Examples of those moving parts include: ending lobbying as we know it; blocking the revolving door between Wall Street and Washington; making the U.S. Supreme Court follow basic rules of ethics; and making every person who runs for federal office put their tax returns online.
Next, there has to be a few major structural changes in this economy, Warren explained.
As for what that might look like, Warren said one major option would be passing what she called a “wealth tax,” where the top 1/10th of 1%, or those who have assets greater than $50 million, would be charged 2 cents for every dollar they have over their first $50 million.
That, she said, would fund numerous much-needed initiatives, such as: universal child care; universal Pre-K for every 3- and 4-year-old; raise the wages of every childcare worker and preschool teacher; provide tuition-free public college or technical school for everyone; and cancel a major portion of the nation’s student debt.
Rounding out her plan for structural change, she said, is implementing new rules aimed at protecting our democracy.
A sampling of those new rules includes: getting rid of voter suppression laws and gerrymandering so that everyone’s vote is counted; and overturning Citizen’s United, the 2010 Supreme Court case which effectively granted corporations, nonprofits and unions unlimited political spending power.
“This is our chance,” Warren said in concluding her talk Wednesday. “Dream big. Fight hard. Let’s win!”
EXPLORING THE FIELD

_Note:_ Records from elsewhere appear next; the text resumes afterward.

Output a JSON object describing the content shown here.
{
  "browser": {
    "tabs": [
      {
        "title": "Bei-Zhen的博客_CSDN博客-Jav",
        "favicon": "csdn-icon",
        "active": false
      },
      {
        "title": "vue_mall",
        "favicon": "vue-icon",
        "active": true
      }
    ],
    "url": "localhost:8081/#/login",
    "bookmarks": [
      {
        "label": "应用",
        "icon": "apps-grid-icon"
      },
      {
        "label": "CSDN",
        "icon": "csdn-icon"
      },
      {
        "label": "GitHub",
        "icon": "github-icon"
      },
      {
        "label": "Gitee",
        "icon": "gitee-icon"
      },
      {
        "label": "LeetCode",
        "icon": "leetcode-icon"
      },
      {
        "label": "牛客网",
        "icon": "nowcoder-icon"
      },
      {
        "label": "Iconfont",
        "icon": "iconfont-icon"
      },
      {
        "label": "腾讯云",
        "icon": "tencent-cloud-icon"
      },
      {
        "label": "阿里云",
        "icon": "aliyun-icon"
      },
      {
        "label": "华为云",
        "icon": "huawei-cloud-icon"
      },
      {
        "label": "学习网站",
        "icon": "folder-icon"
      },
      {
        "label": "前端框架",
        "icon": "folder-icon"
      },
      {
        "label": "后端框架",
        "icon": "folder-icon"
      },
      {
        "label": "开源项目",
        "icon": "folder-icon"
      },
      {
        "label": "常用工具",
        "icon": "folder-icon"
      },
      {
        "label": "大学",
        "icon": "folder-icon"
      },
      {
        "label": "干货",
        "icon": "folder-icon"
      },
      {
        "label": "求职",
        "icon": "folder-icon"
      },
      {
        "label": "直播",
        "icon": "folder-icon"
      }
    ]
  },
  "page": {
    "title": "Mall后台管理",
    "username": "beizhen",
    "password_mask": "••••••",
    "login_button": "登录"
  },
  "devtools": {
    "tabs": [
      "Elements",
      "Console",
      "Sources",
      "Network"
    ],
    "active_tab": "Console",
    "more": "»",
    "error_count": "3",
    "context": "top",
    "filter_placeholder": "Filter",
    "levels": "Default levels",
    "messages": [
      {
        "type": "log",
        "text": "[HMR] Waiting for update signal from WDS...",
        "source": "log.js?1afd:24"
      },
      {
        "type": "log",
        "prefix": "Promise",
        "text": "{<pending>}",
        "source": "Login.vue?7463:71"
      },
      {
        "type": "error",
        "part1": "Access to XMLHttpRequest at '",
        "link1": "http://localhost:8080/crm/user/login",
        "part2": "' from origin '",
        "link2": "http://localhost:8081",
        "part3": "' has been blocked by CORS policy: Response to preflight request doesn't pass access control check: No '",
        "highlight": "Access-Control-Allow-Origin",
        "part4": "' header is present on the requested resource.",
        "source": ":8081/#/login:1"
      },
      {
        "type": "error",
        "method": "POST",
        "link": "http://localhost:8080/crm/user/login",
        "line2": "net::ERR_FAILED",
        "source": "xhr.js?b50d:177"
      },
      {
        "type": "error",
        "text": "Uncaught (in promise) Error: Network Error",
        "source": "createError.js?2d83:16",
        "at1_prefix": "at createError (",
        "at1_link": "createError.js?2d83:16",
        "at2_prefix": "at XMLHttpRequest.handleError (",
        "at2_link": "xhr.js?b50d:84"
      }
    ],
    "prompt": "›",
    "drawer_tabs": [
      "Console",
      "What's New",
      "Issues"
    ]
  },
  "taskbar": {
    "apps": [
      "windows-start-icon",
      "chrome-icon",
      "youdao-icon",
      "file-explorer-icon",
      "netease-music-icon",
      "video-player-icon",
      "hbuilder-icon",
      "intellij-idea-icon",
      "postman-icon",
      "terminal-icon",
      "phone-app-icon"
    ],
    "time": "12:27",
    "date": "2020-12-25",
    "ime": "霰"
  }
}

Goshen resident Melissa Auvil, one of the many attendees who turned out to hear Warren’s talk Wednesday afternoon, noted that she showed up Wednesday as part of her goal to become as educated as possible when it comes to all of the available Democratic presidential candidates on the field right now.
“I know that I am going to be voting for a Democratic candidate in the 2020 general election, but I’m still undecided as to which candidate that will be,” Auvil said. “So, I’m taking any opportunity I can to hear the candidates speak when I get the chance to so that I’m getting my information right from them, and so that I can make the most educated choice I can on Election Day.”
So what’s top on her list of issues she’d like to see a candidate tackle leading up to the election?
“As a parent, I’m always paying attention to issues that have to do with education, for sure. I’ve got two elementary-aged children right now, so I’m definitely very concerned with that,” Auvil said. “And then I’m also looking ahead to student loans. Both my husband and I have master’s degrees. His is paid off, but I’m still working on mine. So, I’m definitely looking at how we can make sure we can provide the best opportunities for our kids, but not saddle them with decades of student loans.”
Also attending the talk Wednesday was Mary Waltz, of Kentland, Indiana, who said Warren is a definite front-runner when it comes to who she’ll be supporting come Election Day 2020.
“I think Warren is smart,” Waltz said. “She’s got plans for things, and she’s not promising things she can’t keep.”
John Kline can be reached at firstname.lastname@example.org or 574-533-2151, ext. 315. Follow John on Twitter @jkline_TGN